EXERCISE ->
Using the entries that follow, report how many lines contain the word "Execution". Only the number is wanted.

INPUT MATERIAL ->
※
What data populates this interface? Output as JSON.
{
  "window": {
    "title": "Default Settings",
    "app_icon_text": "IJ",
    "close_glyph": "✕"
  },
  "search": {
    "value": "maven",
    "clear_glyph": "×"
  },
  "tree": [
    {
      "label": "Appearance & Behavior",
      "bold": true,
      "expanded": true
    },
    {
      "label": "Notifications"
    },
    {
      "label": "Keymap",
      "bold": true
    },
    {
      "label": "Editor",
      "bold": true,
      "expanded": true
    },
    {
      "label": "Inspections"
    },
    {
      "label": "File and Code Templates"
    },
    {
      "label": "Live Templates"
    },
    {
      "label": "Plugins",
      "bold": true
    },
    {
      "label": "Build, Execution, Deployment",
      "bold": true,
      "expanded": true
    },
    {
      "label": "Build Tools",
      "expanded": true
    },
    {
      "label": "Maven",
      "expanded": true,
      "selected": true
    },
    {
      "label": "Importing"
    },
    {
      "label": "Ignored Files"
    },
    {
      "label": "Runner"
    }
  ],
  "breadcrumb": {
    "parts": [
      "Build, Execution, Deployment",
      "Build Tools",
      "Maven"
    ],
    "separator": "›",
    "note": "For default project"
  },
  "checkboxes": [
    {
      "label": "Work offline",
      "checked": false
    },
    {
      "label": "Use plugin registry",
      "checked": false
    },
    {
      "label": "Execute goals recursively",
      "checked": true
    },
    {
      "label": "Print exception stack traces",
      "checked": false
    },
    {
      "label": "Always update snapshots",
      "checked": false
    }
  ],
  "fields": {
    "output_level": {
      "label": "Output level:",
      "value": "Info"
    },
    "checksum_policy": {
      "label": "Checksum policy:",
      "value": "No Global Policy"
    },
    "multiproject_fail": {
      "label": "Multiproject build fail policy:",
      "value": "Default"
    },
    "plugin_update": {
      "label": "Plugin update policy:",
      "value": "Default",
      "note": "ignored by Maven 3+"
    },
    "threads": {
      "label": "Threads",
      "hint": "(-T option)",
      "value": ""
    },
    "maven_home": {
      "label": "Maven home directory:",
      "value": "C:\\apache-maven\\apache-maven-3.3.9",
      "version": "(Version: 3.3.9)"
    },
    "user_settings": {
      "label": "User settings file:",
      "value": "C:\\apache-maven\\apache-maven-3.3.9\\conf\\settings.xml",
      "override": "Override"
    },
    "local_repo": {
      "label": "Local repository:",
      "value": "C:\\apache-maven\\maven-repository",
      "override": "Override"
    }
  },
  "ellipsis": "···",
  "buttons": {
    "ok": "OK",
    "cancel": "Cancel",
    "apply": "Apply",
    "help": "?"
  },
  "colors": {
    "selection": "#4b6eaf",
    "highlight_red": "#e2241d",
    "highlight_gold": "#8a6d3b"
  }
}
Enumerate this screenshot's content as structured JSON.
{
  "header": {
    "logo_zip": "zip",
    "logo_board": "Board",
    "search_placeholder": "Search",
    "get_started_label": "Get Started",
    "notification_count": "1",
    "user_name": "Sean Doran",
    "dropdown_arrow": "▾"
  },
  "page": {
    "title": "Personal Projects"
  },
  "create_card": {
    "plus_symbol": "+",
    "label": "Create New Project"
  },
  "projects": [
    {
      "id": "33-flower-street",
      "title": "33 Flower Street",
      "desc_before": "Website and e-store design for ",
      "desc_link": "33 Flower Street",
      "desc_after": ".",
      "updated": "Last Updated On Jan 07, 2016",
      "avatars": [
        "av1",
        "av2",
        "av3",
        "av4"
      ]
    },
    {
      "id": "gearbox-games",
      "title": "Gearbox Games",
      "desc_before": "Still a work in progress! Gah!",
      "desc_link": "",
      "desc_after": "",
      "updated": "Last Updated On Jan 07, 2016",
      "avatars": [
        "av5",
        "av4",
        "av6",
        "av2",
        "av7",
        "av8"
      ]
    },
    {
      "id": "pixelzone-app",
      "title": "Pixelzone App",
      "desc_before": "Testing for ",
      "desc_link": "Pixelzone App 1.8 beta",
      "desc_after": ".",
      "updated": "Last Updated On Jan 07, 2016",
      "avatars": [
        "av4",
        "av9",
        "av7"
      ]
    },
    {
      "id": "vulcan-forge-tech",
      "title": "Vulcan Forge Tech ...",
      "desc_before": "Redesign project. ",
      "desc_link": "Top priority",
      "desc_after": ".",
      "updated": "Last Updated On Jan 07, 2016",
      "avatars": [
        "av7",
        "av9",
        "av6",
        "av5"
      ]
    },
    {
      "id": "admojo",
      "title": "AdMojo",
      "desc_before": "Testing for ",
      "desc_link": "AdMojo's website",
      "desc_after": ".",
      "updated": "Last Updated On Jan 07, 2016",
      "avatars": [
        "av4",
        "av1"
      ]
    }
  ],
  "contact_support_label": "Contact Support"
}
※
EXERCISE OUTPUT ->
2